Cnet News reports that by country, the amount of worldwide spam originating from the United States has dropped steadily over the past three quarters, but the U.S. still leads in spam production at 25.5 percent of the global market. Brazil, Turkey, India, and Poland have also seen sizable increases at producing spam. According to McAfee's second-quarter Threats Report, spam and malware levels in the second quarter of this year, shot up 80 percent compared with the first quarter:

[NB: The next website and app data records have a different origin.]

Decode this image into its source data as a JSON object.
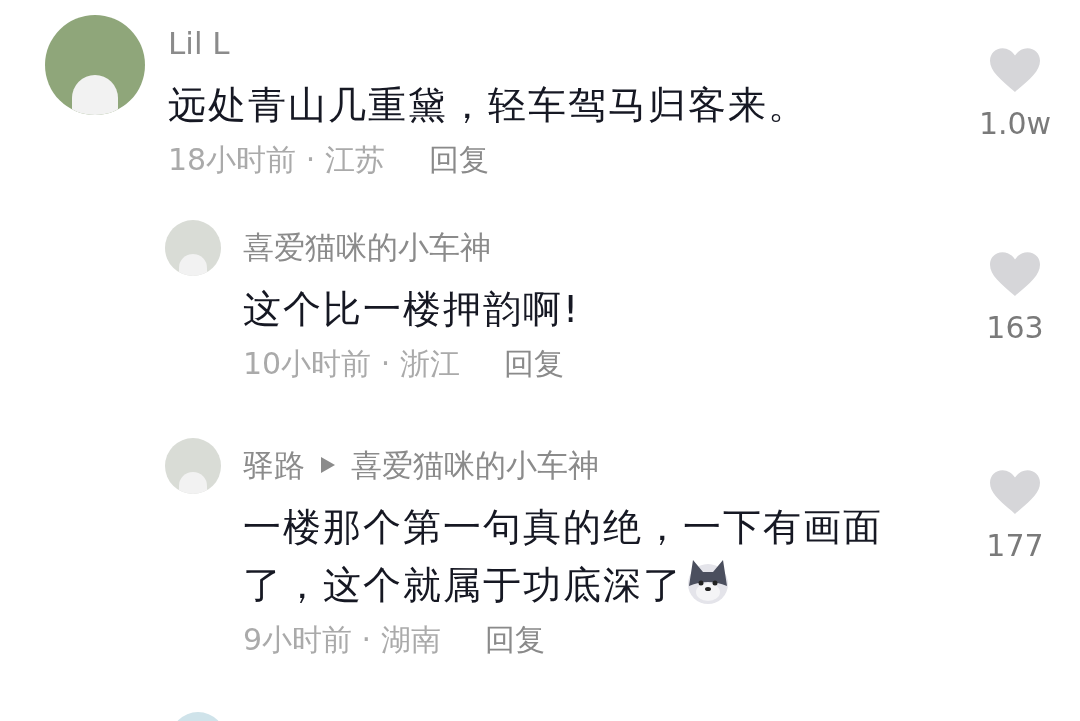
{
  "comments": [
    {
      "author": "Lil L",
      "text": "远处青山几重黛，轻车驾马归客来。",
      "has_sticker": false,
      "meta": "18小时前 · 江苏",
      "reply_label": "回复",
      "likes": "1.0w",
      "replies": [
        {
          "author": "喜爱猫咪的小车神",
          "text": "这个比一楼押韵啊!",
          "has_sticker": false,
          "meta": "10小时前 · 浙江",
          "reply_label": "回复",
          "likes": "163"
        },
        {
          "author": "驿路",
          "reply_to": "喜爱猫咪的小车神",
          "text": "一楼那个第一句真的绝，一下有画面了，这个就属于功底深了",
          "has_sticker": true,
          "meta": "9小时前 · 湖南",
          "reply_label": "回复",
          "likes": "177"
        }
      ]
    }
  ]
}
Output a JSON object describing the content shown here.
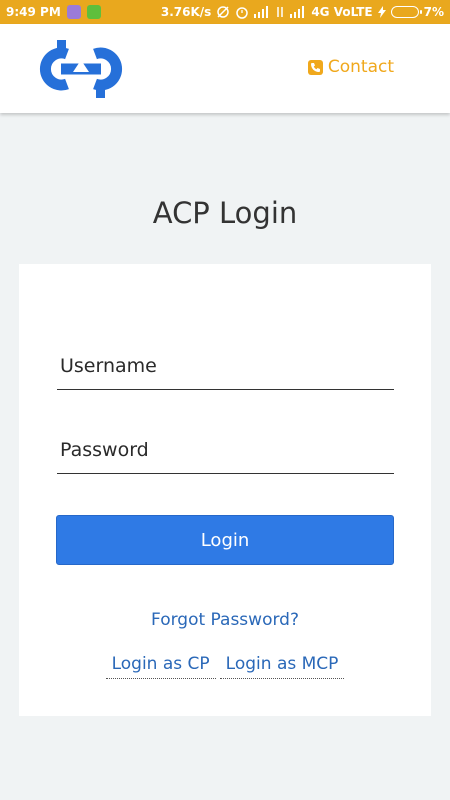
{
  "status_bar": {
    "time": "9:49 PM",
    "speed": "3.76K/s",
    "network": "4G VoLTE",
    "battery": "7%"
  },
  "header": {
    "logo_icon": "company-logo",
    "contact_label": "Contact",
    "contact_icon": "phone-icon",
    "accent": "#f0a81c"
  },
  "page": {
    "title": "ACP Login"
  },
  "form": {
    "username_placeholder": "Username",
    "password_placeholder": "Password",
    "login_label": "Login",
    "forgot_label": "Forgot Password?",
    "login_cp_label": "Login as CP",
    "login_mcp_label": "Login as MCP",
    "button_color": "#2f7ae5",
    "link_color": "#2a68b8"
  }
}
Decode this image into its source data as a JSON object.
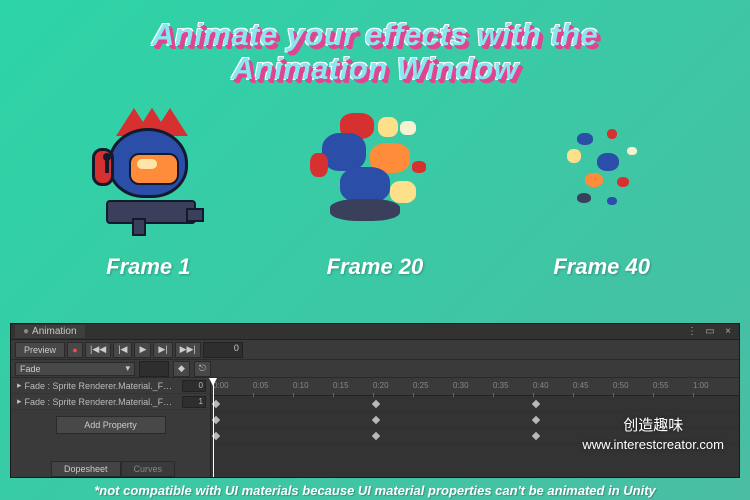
{
  "hero": {
    "line1": "Animate your effects with the",
    "line2": "Animation Window"
  },
  "frames": {
    "items": [
      {
        "label": "Frame 1"
      },
      {
        "label": "Frame 20"
      },
      {
        "label": "Frame 40"
      }
    ]
  },
  "animation_window": {
    "tab_title": "Animation",
    "preview_btn": "Preview",
    "record_icon": "●",
    "first_icon": "|◀◀",
    "prev_icon": "|◀",
    "play_icon": "▶",
    "next_icon": "▶|",
    "last_icon": "▶▶|",
    "frame_field": "0",
    "clip_name": "Fade",
    "clip_chevron": "▾",
    "samples_field": "",
    "diamond_icon": "◆",
    "event_icon": "⎋",
    "properties": [
      {
        "exp": "▸",
        "name": "Fade : Sprite Renderer.Material._F…",
        "value": "0"
      },
      {
        "exp": "▸",
        "name": "Fade : Sprite Renderer.Material._F…",
        "value": "1"
      }
    ],
    "add_property": "Add Property",
    "bottom_tabs": {
      "dopesheet": "Dopesheet",
      "curves": "Curves"
    },
    "ruler_ticks": [
      "0:00",
      "0:05",
      "0:10",
      "0:15",
      "0:20",
      "0:25",
      "0:30",
      "0:35",
      "0:40",
      "0:45",
      "0:50",
      "0:55",
      "1:00"
    ],
    "window_controls": {
      "menu": "⋮",
      "max": "▭",
      "close": "×"
    }
  },
  "watermark": {
    "cn": "创造趣味",
    "url": "www.interestcreator.com"
  },
  "footnote": "*not compatible with UI materials because UI material properties can't be animated in Unity"
}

Some of the reasons for this global rise in spam: More home users are setting up their PCs as remote access machines and as Web hosts, leaving those PCs increasingly vulnerable. Another major threat reported by McAfee is AutoRun malware, which is triggered automatically when a person plugs in a USB stick, memory card, or other external device. The Trojans PWS-OnlineGames and PWS-Gamania and two viruses named W32/Sality and W32/Virut have propagated through removable cards and drives.